HEYWORTH, Ill. (WCIA) — Every farmer who grew corn this year was worried about their yield being decimated by the tar spot fungus. This comes after some farmers lost 50% of their crop last year. In response, fungicides were applied on the ground and by crop duster.

So what happened?

Since tar spot needs a lot of moisture, it’s been a no-show this year in much east central Illinois. Ken Ferrie of Crop Tech Consulting at Heyworth, summed it all up this way:

“So last year taught us a lesson quick right here in this area of central Illinois; we kind of call it Tar Spot Alley,” Ferrie said. “It was crushing. We had two 500-year rain events 19 days apart. That set up the environment that brought tars pot in here June 30. We even sprayed and we saw some issues where we got hit 50-bushel and a lot of downed corn with it. It’s a disease that’s got our attention now.

But we have to manage it. How do we do that in the best way we can?

“We teach our customers that we start one leaf below the ear and we go up when we are scouting for disease this time of year and we worry about the top of the plant. That is the most valuable real estate we want to protect,” Ferrie responded. “Tar spot changes that. Tar spot that comes from the residue from previous years will start at the bottom and work its way up, so we’ve got to look down at the bottom. Now all our diseases, for the most part, start at the bottom except for southern rust and things like that. But our other diseases just do some real estate damage to the leaf, the chlorophyll production and stuff.”

“Tar spot has parasitic properties; it actually feeds on the plant. So it takes water and nutrients from the plant, its like having spider mites or aphids down there at the bottom and tar spot at the bottom will bring the plant down,” Ferrie continued. “So when we do see that tar spot, if its homegrown, its at the bottom of the plant. If it blew in from the neighbor, its at the top. And when we see it down in that ear zone, we have to change how we apply our fungicide and we got to drive that fungicide down into that zone to dry to slow it down.

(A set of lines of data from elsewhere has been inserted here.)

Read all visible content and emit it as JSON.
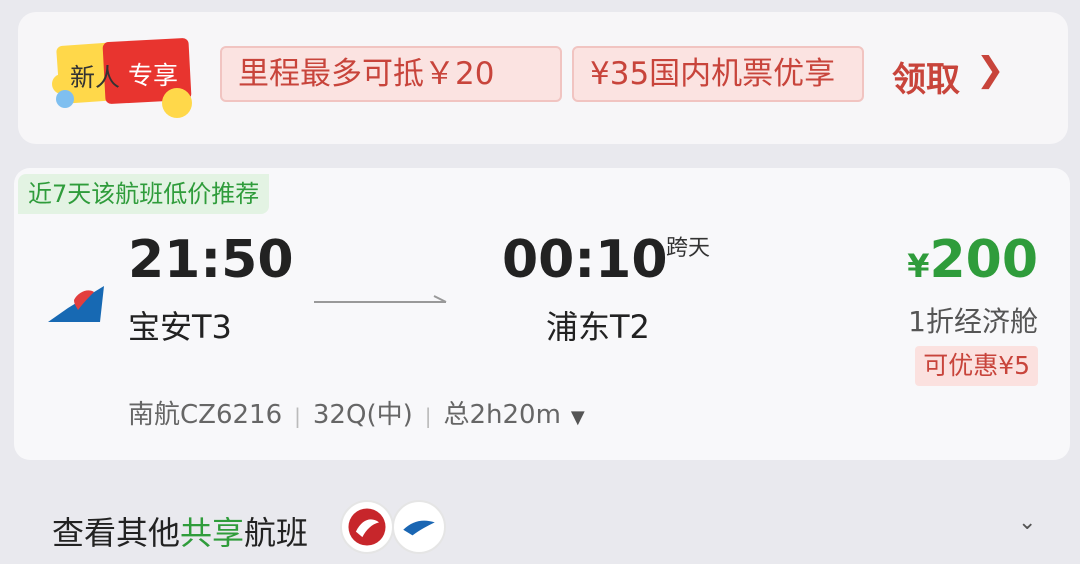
{
  "promo": {
    "badge_left": "新人",
    "badge_right": "专享",
    "coupons": [
      "里程最多可抵￥20",
      "¥35国内机票优享"
    ],
    "claim_label": "领取"
  },
  "flight": {
    "tag": "近7天该航班低价推荐",
    "departure": {
      "time": "21:50",
      "airport": "宝安T3"
    },
    "arrival": {
      "time": "00:10",
      "airport": "浦东T2",
      "note": "跨天"
    },
    "price": {
      "symbol": "¥",
      "value": "200"
    },
    "cabin": "1折经济舱",
    "discount": "可优惠¥5",
    "flight_no": "南航CZ6216",
    "aircraft": "32Q(中)",
    "duration": "总2h20m"
  },
  "share": {
    "label_prefix": "查看其他",
    "label_highlight": "共享",
    "label_suffix": "航班"
  },
  "colors": {
    "accent_green": "#2f9c3b",
    "accent_red": "#c8443b"
  },
  "icons": [
    "china-southern-logo-icon",
    "arrow-right-icon",
    "chevron-down-icon",
    "sichuan-airlines-logo-icon",
    "xiamen-airlines-logo-icon"
  ]
}
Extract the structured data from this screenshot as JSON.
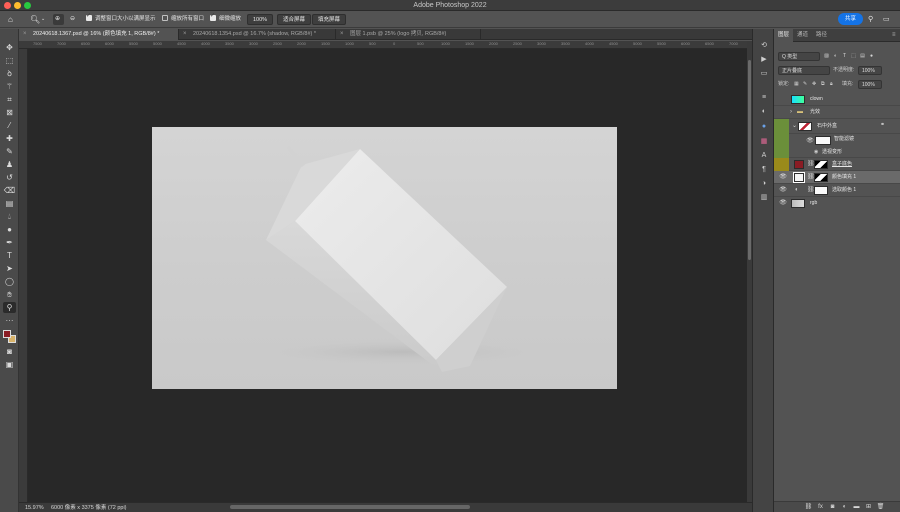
{
  "window": {
    "title": "Adobe Photoshop 2022"
  },
  "options_bar": {
    "resize_windows_label": "调整窗口大小以满屏显示",
    "zoom_all_windows_label": "缩放所有窗口",
    "scrubby_zoom_label": "细微缩放",
    "zoom_percent": "100%",
    "fit_screen_label": "适合屏幕",
    "fill_screen_label": "填充屏幕",
    "share_label": "共享"
  },
  "tabs": [
    {
      "label": "20240618.1367.psd @ 16% (颜色填充 1, RGB/8#) *",
      "active": true
    },
    {
      "label": "20240618.1354.psd @ 16.7% (shadow, RGB/8#) *",
      "active": false
    },
    {
      "label": "图层 1.psb @ 25% (logo 拷贝, RGB/8#)",
      "active": false
    }
  ],
  "ruler_top": [
    "7500",
    "7000",
    "6500",
    "6000",
    "5500",
    "5000",
    "4500",
    "4000",
    "3500",
    "3000",
    "2500",
    "2000",
    "1500",
    "1000",
    "500",
    "0",
    "500",
    "1000",
    "1500",
    "2000",
    "2500",
    "3000",
    "3500",
    "4000",
    "4500",
    "5000",
    "5500",
    "6000",
    "6500",
    "7000",
    "7500"
  ],
  "status": {
    "zoom": "15.97%",
    "doc_info": "6000 像素 x 3375 像素 (72 ppi)"
  },
  "layers_panel": {
    "tabs": [
      "图层",
      "通道",
      "路径"
    ],
    "kind_filter": "Q 类型",
    "blend_mode": "正片叠底",
    "opacity_label": "不透明度:",
    "opacity": "100%",
    "lock_label": "锁定:",
    "fill_label": "填充:",
    "fill": "100%",
    "layers": [
      {
        "name": "clown",
        "visible": false,
        "tag_color": "",
        "thumb": "cyan"
      },
      {
        "name": "光效",
        "visible": false,
        "tag_color": "",
        "thumb": "folder"
      },
      {
        "name": "石中外盒",
        "visible": false,
        "tag_color": "#6b8f3a",
        "thumb": "smart"
      },
      {
        "name": "智能滤镜",
        "visible": true,
        "tag_color": "#6b8f3a",
        "thumb": "white"
      },
      {
        "name": "透视变形",
        "visible": false,
        "tag_color": "#6b8f3a",
        "thumb": "none"
      },
      {
        "name": "盒子底色",
        "visible": false,
        "tag_color": "#9a8a1a",
        "thumb": "darkred"
      },
      {
        "name": "颜色填充 1",
        "visible": true,
        "tag_color": "",
        "thumb": "white",
        "selected": true
      },
      {
        "name": "选取颜色 1",
        "visible": true,
        "tag_color": "",
        "thumb": "adjust"
      },
      {
        "name": "rgb",
        "visible": true,
        "tag_color": "",
        "thumb": "gray"
      }
    ]
  },
  "colors": {
    "foreground": "#8a1c24",
    "background": "#d8b36a",
    "accent": "#1473e6",
    "selection": "#4a6a94"
  }
}
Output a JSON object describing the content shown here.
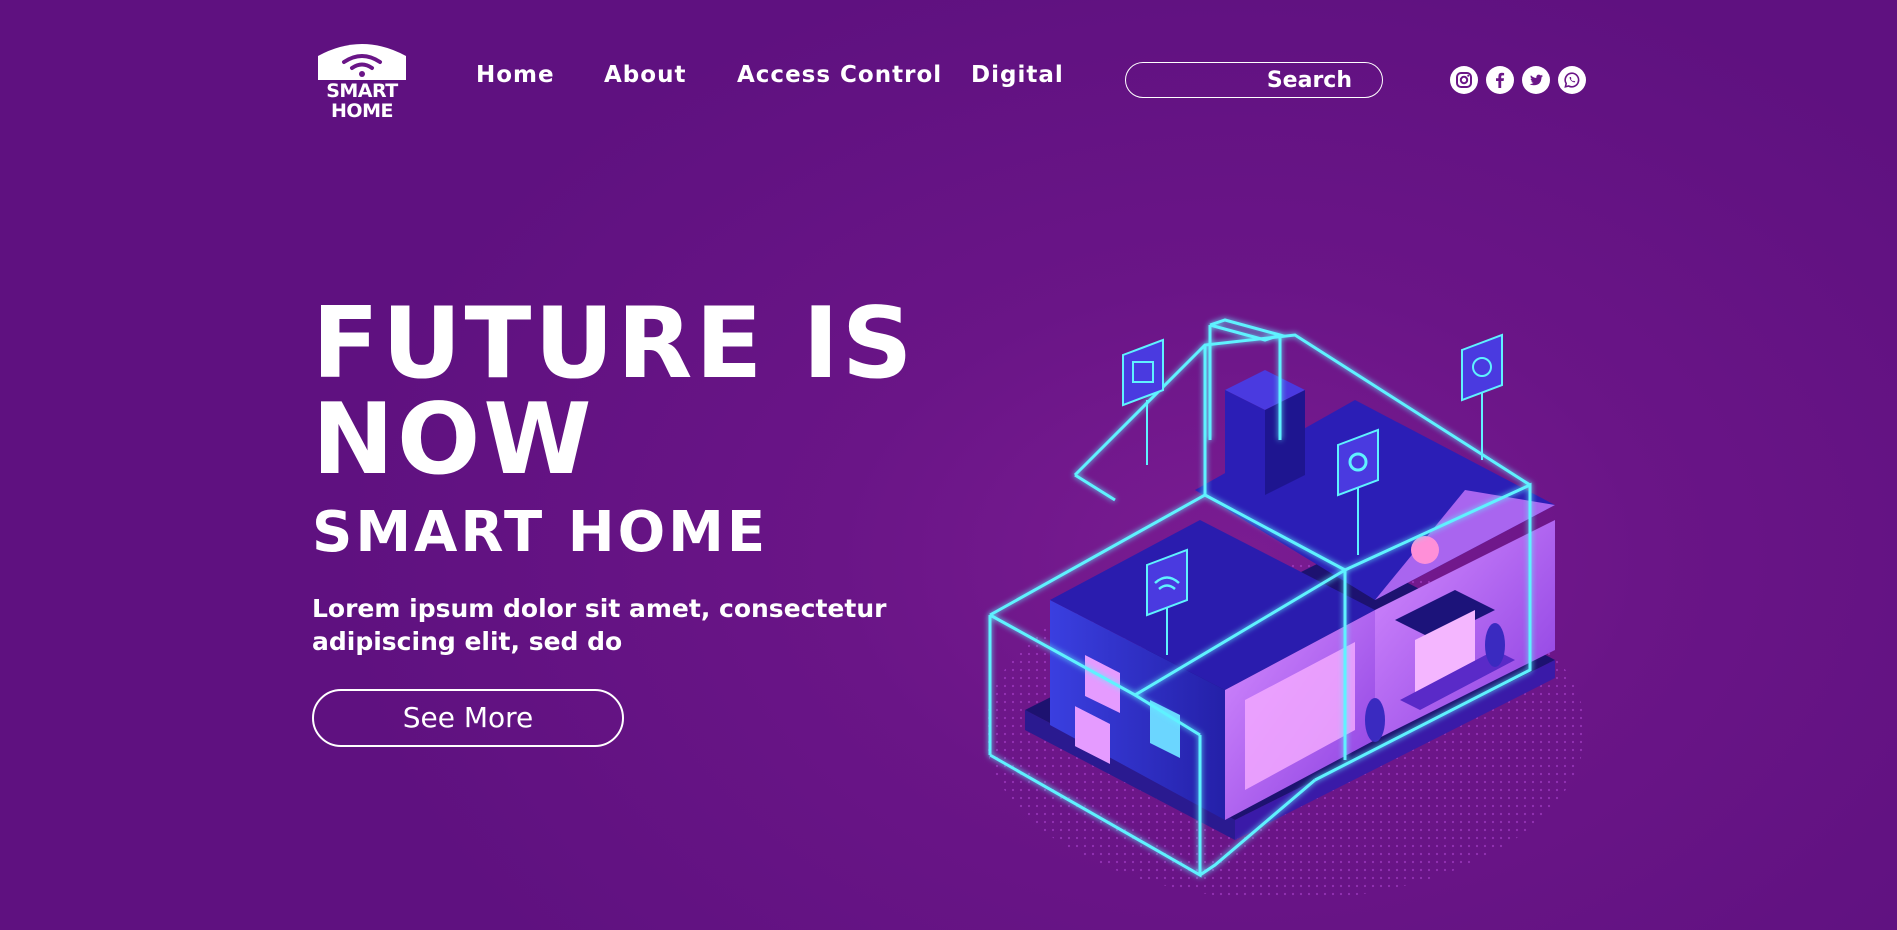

With later corn planting this year, Ferrie suggests fungicide applications may be important later.

“If you didn’t have tar spot at this stage, but you are worried about tar spot, I am probably going to drag my feet another couple of weeks to make that application,” Ferrie said. “Or make two applications. Make an application now and make another at R-3. The back end of the crop is what we have to pay attention to. And unlike other diseases, we found out last year that tar spot can kill it. We had a lot of dead corn here in mid-August last year.”